“So,” continued Summers, “the problem of the play is, ‘Well… do we take this case?’”

Darryl Clark plays one of the firm’s partners, Henry Brown.  He said he sees Henry as “a very principled, very uptight, individual. He has gotten everything he has gotten through hard work and continued application of learning. He’s also someone who looks down on people who give in to their ‘fleshly’ pursuits. He is critical of that at various times in the play—contemptuous, even. And,” Clark added with a laugh, “he is so NOT like me!” He said playing Henry Brown “has been the ultimate challenge… and if he is loved by at least one person over the next eleven performances, then it will be the ultimate reward to have done it!”

Tom Baker plays the other law partner, Jack Lawson, who he described as “kind of the resident know-it-all—knows way too much for his own good.” I suggested Henry Brown’s character is a bit like that. Baker agreed, but noted that “Henry is a lot more grounded than Jack is. Jack is a little bit up in the clouds sometimes. He likes to pontificate a lot about how to win the case. He’s kind of up for the challenge. I think Henry’s character has some reservations—rightly so.  This a very complex show, very dense as far as the legal terminology”—which Darryl Clark described as “a bear!” “But it is a lot of fun,” said Baker. “And it goes a mile a minute, it really does.”

SCT’s publicity blurb for “Race” notes that “the opinions that boil beneath explode to the surface. When David Mamet turns the spotlight on what we think but can’t say, dangerous truths are revealed, and no punches are pulled.” Among other things, that means strong language and adult content. “It’s David Mamet… there’s going to be strong language!” said director L.J. Summers.

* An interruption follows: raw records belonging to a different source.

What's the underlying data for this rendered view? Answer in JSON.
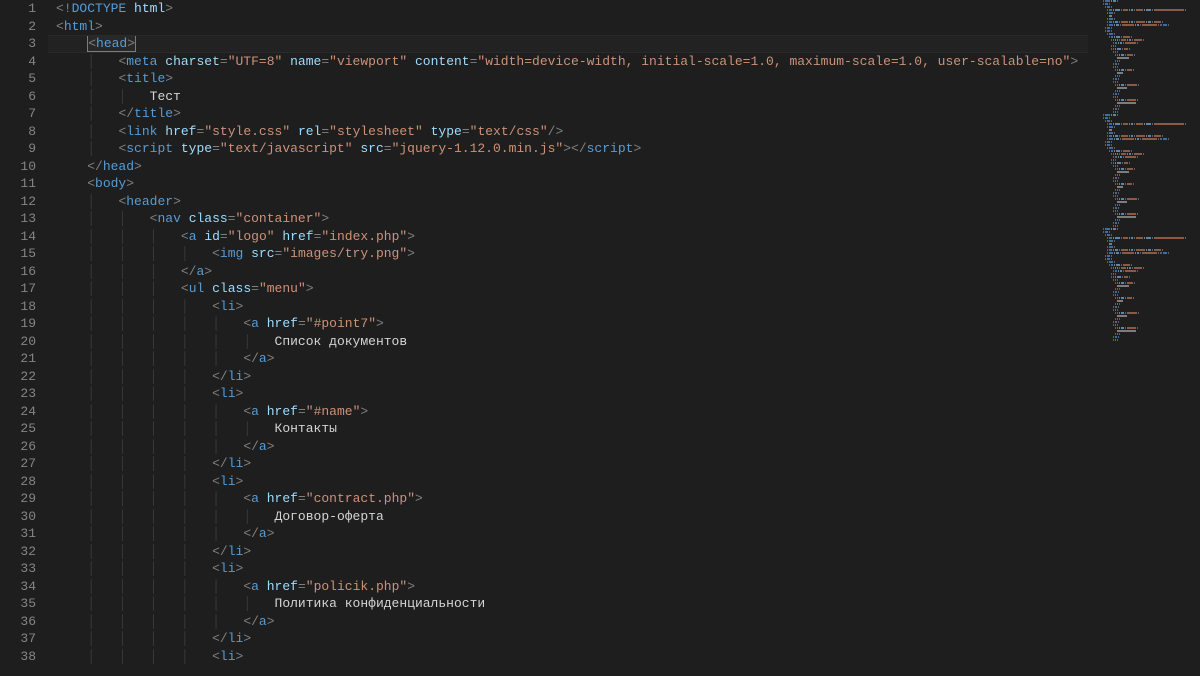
{
  "lineCount": 38,
  "highlightedLine": 3,
  "code": {
    "indentUnit": "    ",
    "lines": [
      {
        "n": 1,
        "indent": 0,
        "tokens": [
          {
            "t": "<!",
            "c": "pun"
          },
          {
            "t": "DOCTYPE",
            "c": "doctype"
          },
          {
            "t": " ",
            "c": "txt"
          },
          {
            "t": "html",
            "c": "attr"
          },
          {
            "t": ">",
            "c": "pun"
          }
        ]
      },
      {
        "n": 2,
        "indent": 0,
        "tokens": [
          {
            "t": "<",
            "c": "pun"
          },
          {
            "t": "html",
            "c": "tag"
          },
          {
            "t": ">",
            "c": "pun"
          }
        ]
      },
      {
        "n": 3,
        "indent": 1,
        "tokens": [
          {
            "t": "<",
            "c": "pun",
            "boxStart": true
          },
          {
            "t": "head",
            "c": "tag"
          },
          {
            "t": ">",
            "c": "pun",
            "boxEnd": true
          }
        ]
      },
      {
        "n": 4,
        "indent": 2,
        "tokens": [
          {
            "t": "<",
            "c": "pun"
          },
          {
            "t": "meta",
            "c": "tag"
          },
          {
            "t": " ",
            "c": "txt"
          },
          {
            "t": "charset",
            "c": "attr"
          },
          {
            "t": "=",
            "c": "pun"
          },
          {
            "t": "\"UTF=8\"",
            "c": "str"
          },
          {
            "t": " ",
            "c": "txt"
          },
          {
            "t": "name",
            "c": "attr"
          },
          {
            "t": "=",
            "c": "pun"
          },
          {
            "t": "\"viewport\"",
            "c": "str"
          },
          {
            "t": " ",
            "c": "txt"
          },
          {
            "t": "content",
            "c": "attr"
          },
          {
            "t": "=",
            "c": "pun"
          },
          {
            "t": "\"width=device-width, initial-scale=1.0, maximum-scale=1.0, user-scalable=no\"",
            "c": "str"
          },
          {
            "t": ">",
            "c": "pun"
          }
        ]
      },
      {
        "n": 5,
        "indent": 2,
        "tokens": [
          {
            "t": "<",
            "c": "pun"
          },
          {
            "t": "title",
            "c": "tag"
          },
          {
            "t": ">",
            "c": "pun"
          }
        ]
      },
      {
        "n": 6,
        "indent": 3,
        "tokens": [
          {
            "t": "Тест",
            "c": "txt"
          }
        ]
      },
      {
        "n": 7,
        "indent": 2,
        "tokens": [
          {
            "t": "</",
            "c": "pun"
          },
          {
            "t": "title",
            "c": "tag"
          },
          {
            "t": ">",
            "c": "pun"
          }
        ]
      },
      {
        "n": 8,
        "indent": 2,
        "tokens": [
          {
            "t": "<",
            "c": "pun"
          },
          {
            "t": "link",
            "c": "tag"
          },
          {
            "t": " ",
            "c": "txt"
          },
          {
            "t": "href",
            "c": "attr"
          },
          {
            "t": "=",
            "c": "pun"
          },
          {
            "t": "\"style.css\"",
            "c": "str"
          },
          {
            "t": " ",
            "c": "txt"
          },
          {
            "t": "rel",
            "c": "attr"
          },
          {
            "t": "=",
            "c": "pun"
          },
          {
            "t": "\"stylesheet\"",
            "c": "str"
          },
          {
            "t": " ",
            "c": "txt"
          },
          {
            "t": "type",
            "c": "attr"
          },
          {
            "t": "=",
            "c": "pun"
          },
          {
            "t": "\"text/css\"",
            "c": "str"
          },
          {
            "t": "/>",
            "c": "pun"
          }
        ]
      },
      {
        "n": 9,
        "indent": 2,
        "tokens": [
          {
            "t": "<",
            "c": "pun"
          },
          {
            "t": "script",
            "c": "tag"
          },
          {
            "t": " ",
            "c": "txt"
          },
          {
            "t": "type",
            "c": "attr"
          },
          {
            "t": "=",
            "c": "pun"
          },
          {
            "t": "\"text/javascript\"",
            "c": "str"
          },
          {
            "t": " ",
            "c": "txt"
          },
          {
            "t": "src",
            "c": "attr"
          },
          {
            "t": "=",
            "c": "pun"
          },
          {
            "t": "\"jquery-1.12.0.min.js\"",
            "c": "str"
          },
          {
            "t": ">",
            "c": "pun"
          },
          {
            "t": "</",
            "c": "pun"
          },
          {
            "t": "script",
            "c": "tag"
          },
          {
            "t": ">",
            "c": "pun"
          }
        ]
      },
      {
        "n": 10,
        "indent": 1,
        "tokens": [
          {
            "t": "</",
            "c": "pun"
          },
          {
            "t": "head",
            "c": "tag"
          },
          {
            "t": ">",
            "c": "pun"
          }
        ]
      },
      {
        "n": 11,
        "indent": 1,
        "tokens": [
          {
            "t": "<",
            "c": "pun"
          },
          {
            "t": "body",
            "c": "tag"
          },
          {
            "t": ">",
            "c": "pun"
          }
        ]
      },
      {
        "n": 12,
        "indent": 2,
        "tokens": [
          {
            "t": "<",
            "c": "pun"
          },
          {
            "t": "header",
            "c": "tag"
          },
          {
            "t": ">",
            "c": "pun"
          }
        ]
      },
      {
        "n": 13,
        "indent": 3,
        "tokens": [
          {
            "t": "<",
            "c": "pun"
          },
          {
            "t": "nav",
            "c": "tag"
          },
          {
            "t": " ",
            "c": "txt"
          },
          {
            "t": "class",
            "c": "attr"
          },
          {
            "t": "=",
            "c": "pun"
          },
          {
            "t": "\"container\"",
            "c": "str"
          },
          {
            "t": ">",
            "c": "pun"
          }
        ]
      },
      {
        "n": 14,
        "indent": 4,
        "tokens": [
          {
            "t": "<",
            "c": "pun"
          },
          {
            "t": "a",
            "c": "tag"
          },
          {
            "t": " ",
            "c": "txt"
          },
          {
            "t": "id",
            "c": "attr"
          },
          {
            "t": "=",
            "c": "pun"
          },
          {
            "t": "\"logo\"",
            "c": "str"
          },
          {
            "t": " ",
            "c": "txt"
          },
          {
            "t": "href",
            "c": "attr"
          },
          {
            "t": "=",
            "c": "pun"
          },
          {
            "t": "\"index.php\"",
            "c": "str"
          },
          {
            "t": ">",
            "c": "pun"
          }
        ]
      },
      {
        "n": 15,
        "indent": 5,
        "tokens": [
          {
            "t": "<",
            "c": "pun"
          },
          {
            "t": "img",
            "c": "tag"
          },
          {
            "t": " ",
            "c": "txt"
          },
          {
            "t": "src",
            "c": "attr"
          },
          {
            "t": "=",
            "c": "pun"
          },
          {
            "t": "\"images/try.png\"",
            "c": "str"
          },
          {
            "t": ">",
            "c": "pun"
          }
        ]
      },
      {
        "n": 16,
        "indent": 4,
        "tokens": [
          {
            "t": "</",
            "c": "pun"
          },
          {
            "t": "a",
            "c": "tag"
          },
          {
            "t": ">",
            "c": "pun"
          }
        ]
      },
      {
        "n": 17,
        "indent": 4,
        "tokens": [
          {
            "t": "<",
            "c": "pun"
          },
          {
            "t": "ul",
            "c": "tag"
          },
          {
            "t": " ",
            "c": "txt"
          },
          {
            "t": "class",
            "c": "attr"
          },
          {
            "t": "=",
            "c": "pun"
          },
          {
            "t": "\"menu\"",
            "c": "str"
          },
          {
            "t": ">",
            "c": "pun"
          }
        ]
      },
      {
        "n": 18,
        "indent": 5,
        "tokens": [
          {
            "t": "<",
            "c": "pun"
          },
          {
            "t": "li",
            "c": "tag"
          },
          {
            "t": ">",
            "c": "pun"
          }
        ]
      },
      {
        "n": 19,
        "indent": 6,
        "tokens": [
          {
            "t": "<",
            "c": "pun"
          },
          {
            "t": "a",
            "c": "tag"
          },
          {
            "t": " ",
            "c": "txt"
          },
          {
            "t": "href",
            "c": "attr"
          },
          {
            "t": "=",
            "c": "pun"
          },
          {
            "t": "\"#point7\"",
            "c": "str"
          },
          {
            "t": ">",
            "c": "pun"
          }
        ]
      },
      {
        "n": 20,
        "indent": 7,
        "tokens": [
          {
            "t": "Список документов",
            "c": "txt"
          }
        ]
      },
      {
        "n": 21,
        "indent": 6,
        "tokens": [
          {
            "t": "</",
            "c": "pun"
          },
          {
            "t": "a",
            "c": "tag"
          },
          {
            "t": ">",
            "c": "pun"
          }
        ]
      },
      {
        "n": 22,
        "indent": 5,
        "tokens": [
          {
            "t": "</",
            "c": "pun"
          },
          {
            "t": "li",
            "c": "tag"
          },
          {
            "t": ">",
            "c": "pun"
          }
        ]
      },
      {
        "n": 23,
        "indent": 5,
        "tokens": [
          {
            "t": "<",
            "c": "pun"
          },
          {
            "t": "li",
            "c": "tag"
          },
          {
            "t": ">",
            "c": "pun"
          }
        ]
      },
      {
        "n": 24,
        "indent": 6,
        "tokens": [
          {
            "t": "<",
            "c": "pun"
          },
          {
            "t": "a",
            "c": "tag"
          },
          {
            "t": " ",
            "c": "txt"
          },
          {
            "t": "href",
            "c": "attr"
          },
          {
            "t": "=",
            "c": "pun"
          },
          {
            "t": "\"#name\"",
            "c": "str"
          },
          {
            "t": ">",
            "c": "pun"
          }
        ]
      },
      {
        "n": 25,
        "indent": 7,
        "tokens": [
          {
            "t": "Контакты",
            "c": "txt"
          }
        ]
      },
      {
        "n": 26,
        "indent": 6,
        "tokens": [
          {
            "t": "</",
            "c": "pun"
          },
          {
            "t": "a",
            "c": "tag"
          },
          {
            "t": ">",
            "c": "pun"
          }
        ]
      },
      {
        "n": 27,
        "indent": 5,
        "tokens": [
          {
            "t": "</",
            "c": "pun"
          },
          {
            "t": "li",
            "c": "tag"
          },
          {
            "t": ">",
            "c": "pun"
          }
        ]
      },
      {
        "n": 28,
        "indent": 5,
        "tokens": [
          {
            "t": "<",
            "c": "pun"
          },
          {
            "t": "li",
            "c": "tag"
          },
          {
            "t": ">",
            "c": "pun"
          }
        ]
      },
      {
        "n": 29,
        "indent": 6,
        "tokens": [
          {
            "t": "<",
            "c": "pun"
          },
          {
            "t": "a",
            "c": "tag"
          },
          {
            "t": " ",
            "c": "txt"
          },
          {
            "t": "href",
            "c": "attr"
          },
          {
            "t": "=",
            "c": "pun"
          },
          {
            "t": "\"contract.php\"",
            "c": "str"
          },
          {
            "t": ">",
            "c": "pun"
          }
        ]
      },
      {
        "n": 30,
        "indent": 7,
        "tokens": [
          {
            "t": "Договор-оферта",
            "c": "txt"
          }
        ]
      },
      {
        "n": 31,
        "indent": 6,
        "tokens": [
          {
            "t": "</",
            "c": "pun"
          },
          {
            "t": "a",
            "c": "tag"
          },
          {
            "t": ">",
            "c": "pun"
          }
        ]
      },
      {
        "n": 32,
        "indent": 5,
        "tokens": [
          {
            "t": "</",
            "c": "pun"
          },
          {
            "t": "li",
            "c": "tag"
          },
          {
            "t": ">",
            "c": "pun"
          }
        ]
      },
      {
        "n": 33,
        "indent": 5,
        "tokens": [
          {
            "t": "<",
            "c": "pun"
          },
          {
            "t": "li",
            "c": "tag"
          },
          {
            "t": ">",
            "c": "pun"
          }
        ]
      },
      {
        "n": 34,
        "indent": 6,
        "tokens": [
          {
            "t": "<",
            "c": "pun"
          },
          {
            "t": "a",
            "c": "tag"
          },
          {
            "t": " ",
            "c": "txt"
          },
          {
            "t": "href",
            "c": "attr"
          },
          {
            "t": "=",
            "c": "pun"
          },
          {
            "t": "\"policik.php\"",
            "c": "str"
          },
          {
            "t": ">",
            "c": "pun"
          }
        ]
      },
      {
        "n": 35,
        "indent": 7,
        "tokens": [
          {
            "t": "Политика конфиденциальности",
            "c": "txt"
          }
        ]
      },
      {
        "n": 36,
        "indent": 6,
        "tokens": [
          {
            "t": "</",
            "c": "pun"
          },
          {
            "t": "a",
            "c": "tag"
          },
          {
            "t": ">",
            "c": "pun"
          }
        ]
      },
      {
        "n": 37,
        "indent": 5,
        "tokens": [
          {
            "t": "</",
            "c": "pun"
          },
          {
            "t": "li",
            "c": "tag"
          },
          {
            "t": ">",
            "c": "pun"
          }
        ]
      },
      {
        "n": 38,
        "indent": 5,
        "tokens": [
          {
            "t": "<",
            "c": "pun"
          },
          {
            "t": "li",
            "c": "tag"
          },
          {
            "t": ">",
            "c": "pun"
          }
        ]
      }
    ]
  },
  "minimapColors": {
    "pun": "#556070",
    "tag": "#3a6ea5",
    "doctype": "#3a6ea5",
    "attr": "#5f86a8",
    "str": "#8a5a44",
    "txt": "#7d7d7d"
  }
}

Mamet may not allow theater companies to host post-performance talkback sessions, but Summers expects “Race” to generate plenty of private discussion by audience members. “We anticipate, as with many Mamet plays, because of the sexual politics, because of the racial politics, because of the conventions that are attacked, that probably when husbands and wives or dates or even friends drive home, they may well have seen different plays! ‘Is that what that meant? I didn’t hear it that way!’ Or, ‘What are you talking about?! Were we in the same auditorium?’ That’s been true of many of (Mamet’s) plays, and we expect that will probably happen.  The conventions? Well, the media is attacked.  The law is attacked. Sexual politics, racial politics. Partnerships. The #metoo movement!  Although it’s happened since the play was written, it’s right in the middle of this.  So what do we want audiences to take away from it? We want them to go home and talk about it.”

Along with Tom Baker and Darryl Clark, the “Race” cast includes Jonova Lavon and Bryant Turnage.  It opens Friday July 26, and then will run Thursday thru Saturday at 7:30pm and Sundays at 2:00pm through August 11. The two Thursday performances August 1st and 8th are “Pay What You Can” nights; otherwise admission is $27 adults, $24 students and seniors 55+; opening weekend tickets July 26-28 are $22. For information call 831-8001 or visit

Randy Stewart joined the full-time KSMU staff in June 1978 after working part-time as a student announcer/producer for two years. His job has evolved from Music Director in the early days to encompassing production of a wide range of arts-related programming and features for KSMU, including the online and Friday morning Arts News. Stewart assists volunteer producers John Darkhorse (Route 66 Blues Express), Lee Worman (The Gold Ring), and Emily Higgins (The Mulberry Tree) with the production of their programs. He's also become the de facto "Voice of KSMU" in recent years due to the many hours per day he’s heard doing local station breaks. Stewart’s record of service on behalf of the Springfield arts community earned him the Springfield Regional Arts Council's Ozzie Award in 2006.